THE TASK: Report all lines below with the word "this".

Web page and app entries:
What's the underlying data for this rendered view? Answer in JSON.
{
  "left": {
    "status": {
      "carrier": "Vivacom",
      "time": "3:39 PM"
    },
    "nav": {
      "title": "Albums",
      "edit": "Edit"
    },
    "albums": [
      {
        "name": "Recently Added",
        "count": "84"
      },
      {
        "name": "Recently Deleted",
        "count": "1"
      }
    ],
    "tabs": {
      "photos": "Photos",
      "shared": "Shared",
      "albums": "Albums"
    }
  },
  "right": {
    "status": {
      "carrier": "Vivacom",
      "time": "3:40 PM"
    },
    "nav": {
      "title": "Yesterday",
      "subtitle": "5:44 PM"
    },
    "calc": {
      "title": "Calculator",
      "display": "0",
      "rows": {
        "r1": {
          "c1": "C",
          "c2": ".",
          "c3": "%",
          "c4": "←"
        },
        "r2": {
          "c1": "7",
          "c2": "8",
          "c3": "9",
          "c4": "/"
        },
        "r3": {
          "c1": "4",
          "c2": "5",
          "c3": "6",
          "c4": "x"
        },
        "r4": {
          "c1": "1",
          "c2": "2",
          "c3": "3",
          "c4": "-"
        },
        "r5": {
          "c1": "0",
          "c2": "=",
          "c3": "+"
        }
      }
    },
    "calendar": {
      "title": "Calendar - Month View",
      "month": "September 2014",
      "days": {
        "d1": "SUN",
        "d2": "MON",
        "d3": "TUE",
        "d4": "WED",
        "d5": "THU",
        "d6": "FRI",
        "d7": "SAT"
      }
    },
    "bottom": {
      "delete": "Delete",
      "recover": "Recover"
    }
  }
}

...

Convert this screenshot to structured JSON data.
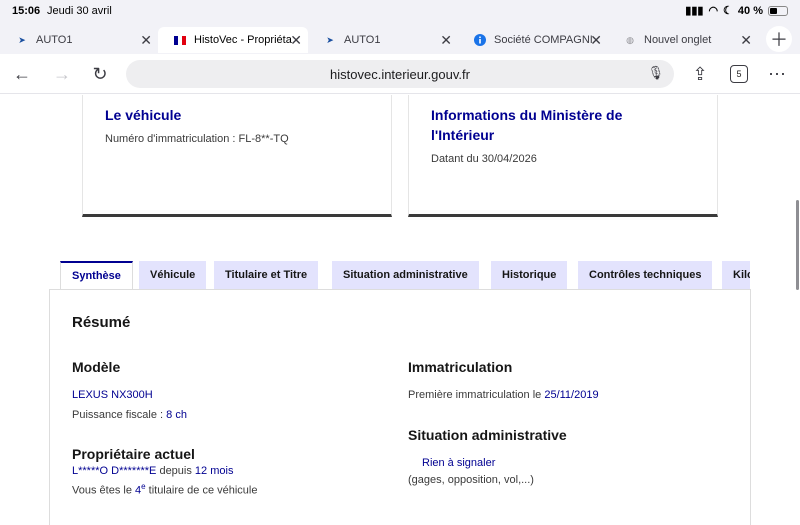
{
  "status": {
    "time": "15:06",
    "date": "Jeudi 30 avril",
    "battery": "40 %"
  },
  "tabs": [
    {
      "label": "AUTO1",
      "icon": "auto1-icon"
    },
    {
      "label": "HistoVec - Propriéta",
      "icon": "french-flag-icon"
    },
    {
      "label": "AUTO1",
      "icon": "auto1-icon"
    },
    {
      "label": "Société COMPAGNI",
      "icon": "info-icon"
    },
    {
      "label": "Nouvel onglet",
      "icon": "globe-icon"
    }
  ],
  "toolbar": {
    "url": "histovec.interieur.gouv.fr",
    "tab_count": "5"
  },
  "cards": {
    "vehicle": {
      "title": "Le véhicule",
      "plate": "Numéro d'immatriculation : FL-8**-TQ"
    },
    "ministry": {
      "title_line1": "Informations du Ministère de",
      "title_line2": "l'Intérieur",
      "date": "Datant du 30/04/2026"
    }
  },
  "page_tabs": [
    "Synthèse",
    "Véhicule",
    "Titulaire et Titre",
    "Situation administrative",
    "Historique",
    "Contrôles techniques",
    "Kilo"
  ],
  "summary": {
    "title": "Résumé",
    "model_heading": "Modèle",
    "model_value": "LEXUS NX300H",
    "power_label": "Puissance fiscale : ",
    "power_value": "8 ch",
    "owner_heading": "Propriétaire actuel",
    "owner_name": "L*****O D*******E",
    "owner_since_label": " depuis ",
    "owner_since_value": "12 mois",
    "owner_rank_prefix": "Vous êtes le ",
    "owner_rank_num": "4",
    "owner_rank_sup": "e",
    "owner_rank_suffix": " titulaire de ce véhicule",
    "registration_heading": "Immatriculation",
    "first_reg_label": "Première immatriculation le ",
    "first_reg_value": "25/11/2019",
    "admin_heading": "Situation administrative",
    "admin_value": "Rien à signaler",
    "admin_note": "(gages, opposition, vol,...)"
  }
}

TASK ANSWER:
What's the underlying data for this rendered view? Answer in JSON.
Convert this screenshot to structured JSON data.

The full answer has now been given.